> Data to examine
────
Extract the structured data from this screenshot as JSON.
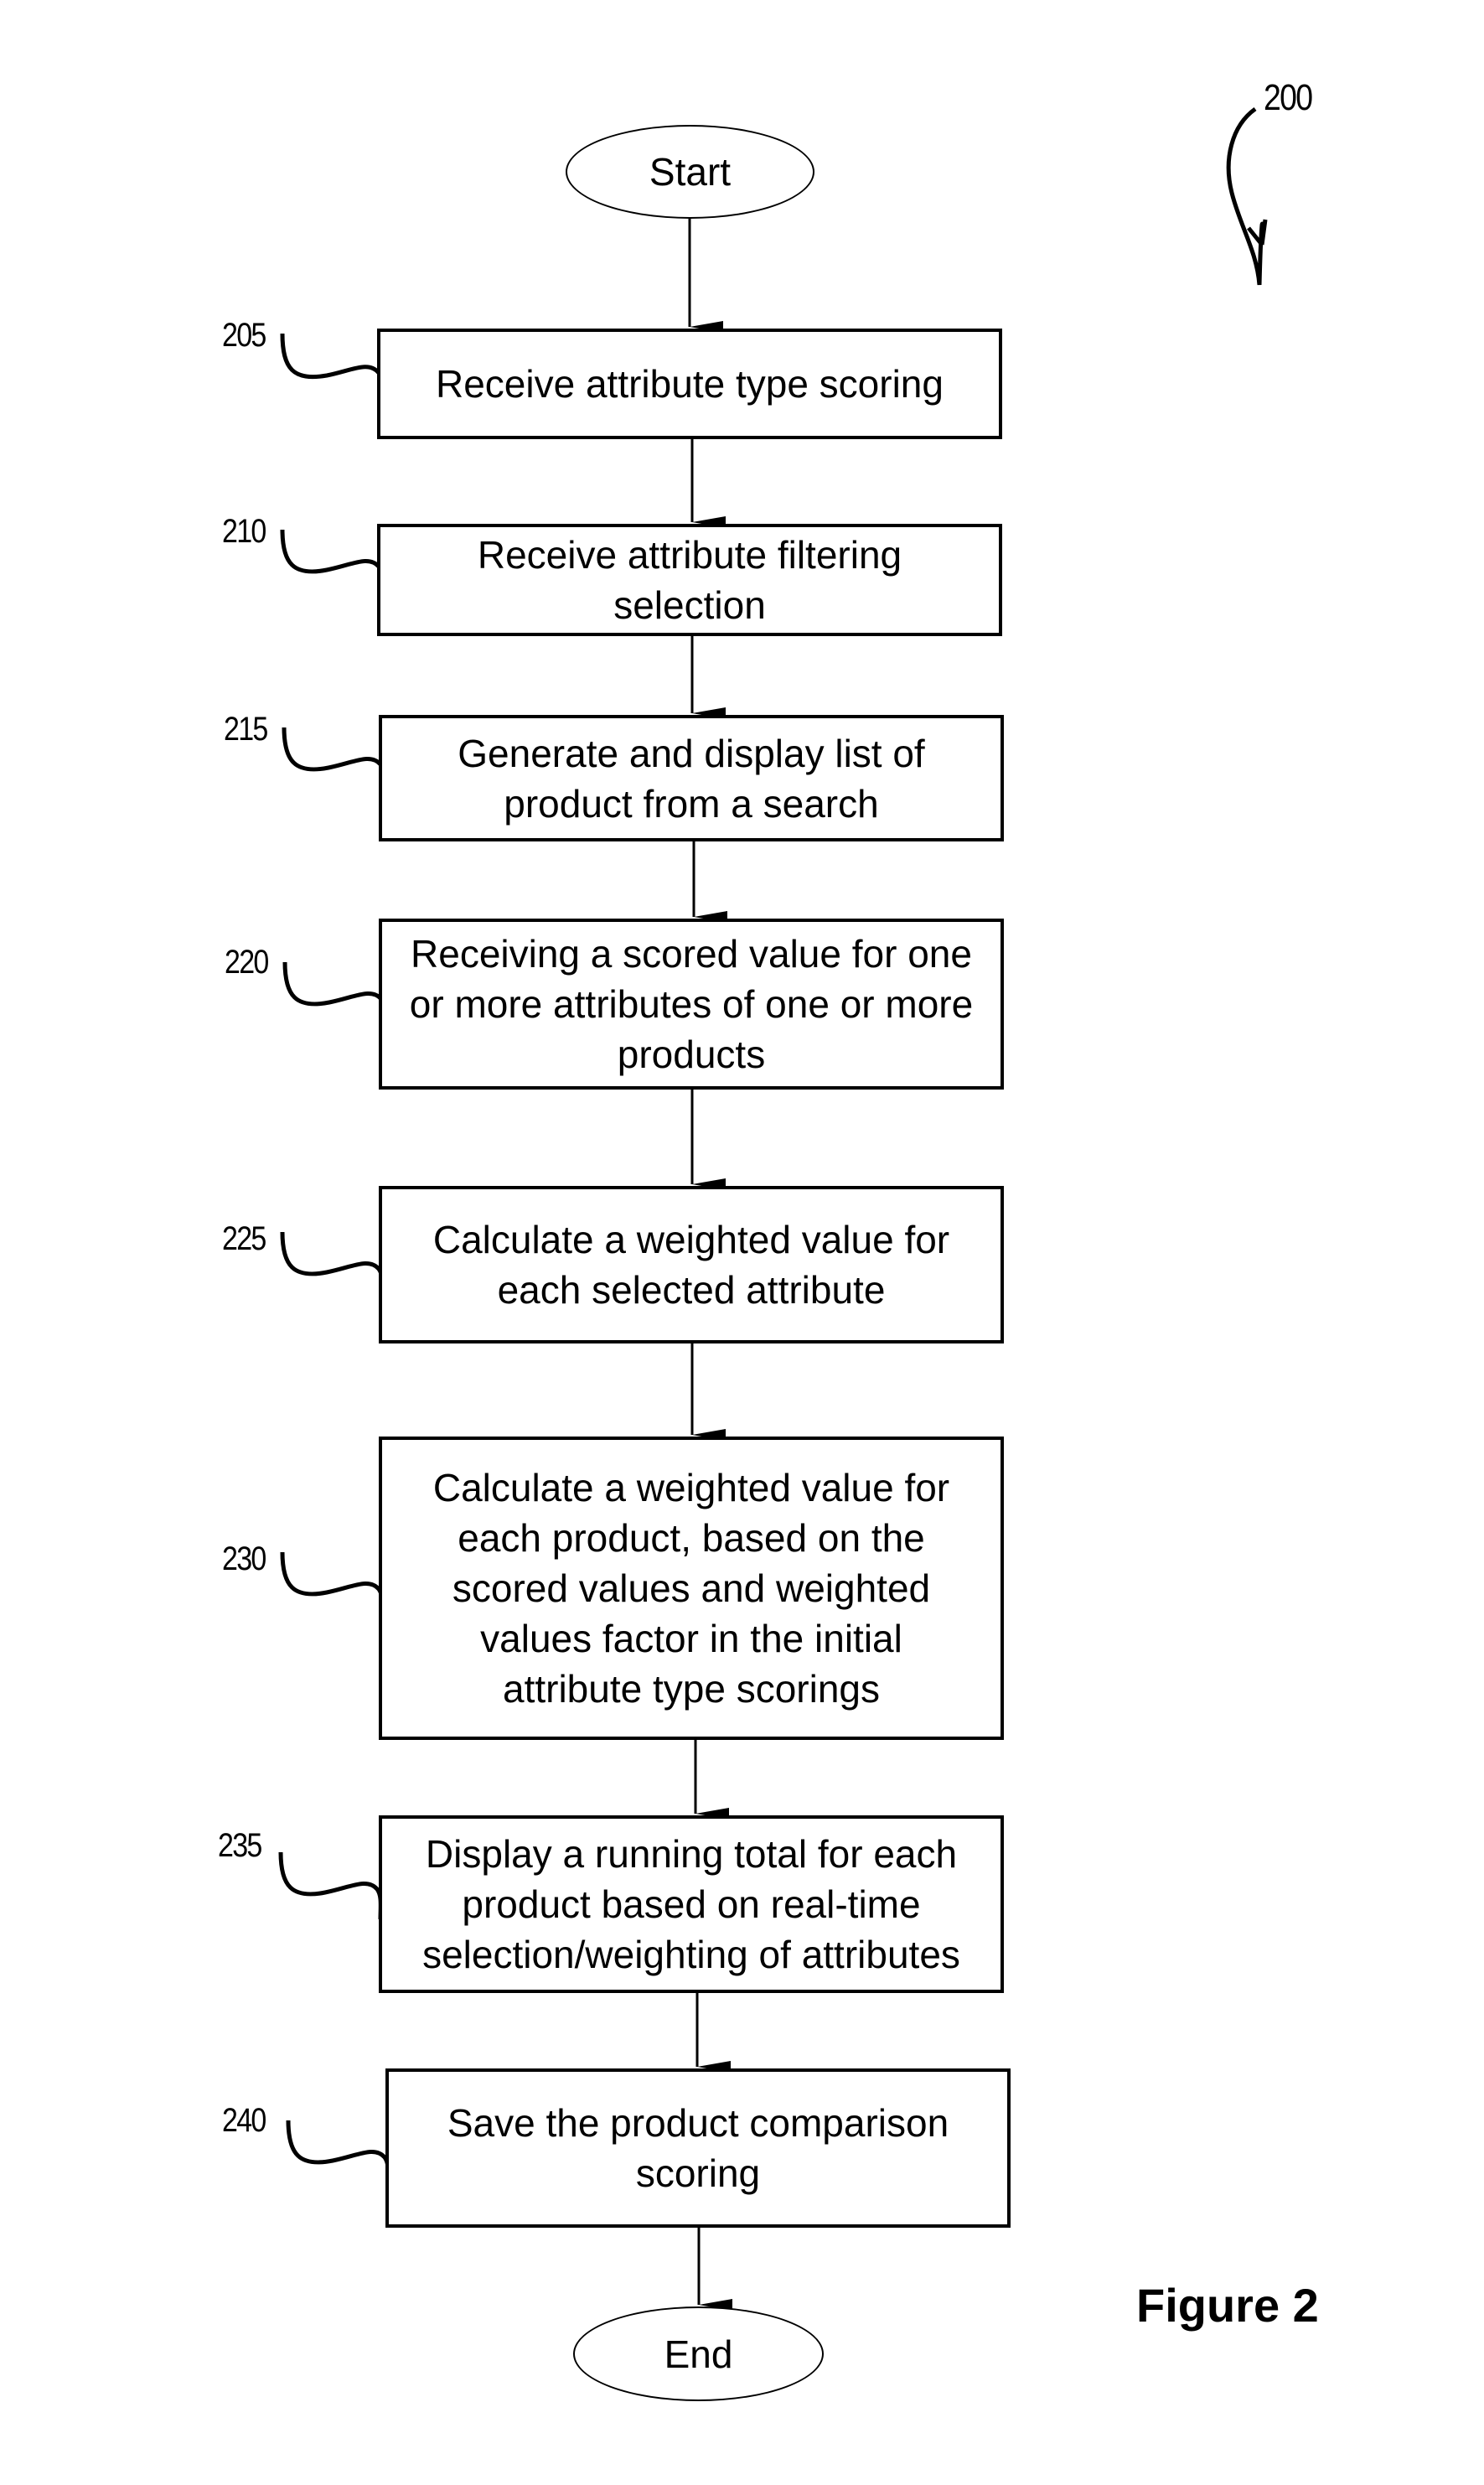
{
  "figure": {
    "label": "Figure 2",
    "reference_number": "200"
  },
  "start": {
    "label": "Start"
  },
  "end": {
    "label": "End"
  },
  "steps": [
    {
      "ref": "205",
      "text": "Receive attribute type scoring"
    },
    {
      "ref": "210",
      "text": "Receive attribute filtering selection"
    },
    {
      "ref": "215",
      "text": "Generate and display list of product from a search"
    },
    {
      "ref": "220",
      "text": "Receiving a scored value for one or more attributes of one or more products"
    },
    {
      "ref": "225",
      "text": "Calculate a weighted value for each selected attribute"
    },
    {
      "ref": "230",
      "text": "Calculate a weighted value for each product, based on the scored values and weighted values factor in the initial attribute type scorings"
    },
    {
      "ref": "235",
      "text": "Display a running total for each product based on real-time selection/weighting of attributes"
    },
    {
      "ref": "240",
      "text": "Save the product comparison scoring"
    }
  ]
}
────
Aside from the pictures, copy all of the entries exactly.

> Written answer
Extract the structured data from this screenshot as JSON.
{
  "figure": {
    "label": "Figure 2",
    "reference_number": "200"
  },
  "start": {
    "label": "Start"
  },
  "end": {
    "label": "End"
  },
  "steps": [
    {
      "ref": "205",
      "text": "Receive attribute type scoring"
    },
    {
      "ref": "210",
      "text": "Receive attribute filtering selection"
    },
    {
      "ref": "215",
      "text": "Generate and display list of product from a search"
    },
    {
      "ref": "220",
      "text": "Receiving a scored value for one or more attributes of one or more products"
    },
    {
      "ref": "225",
      "text": "Calculate a weighted value for each selected attribute"
    },
    {
      "ref": "230",
      "text": "Calculate a weighted value for each product, based on the scored values and weighted values factor in the initial attribute type scorings"
    },
    {
      "ref": "235",
      "text": "Display a running total for each product based on real-time selection/weighting of attributes"
    },
    {
      "ref": "240",
      "text": "Save the product comparison scoring"
    }
  ]
}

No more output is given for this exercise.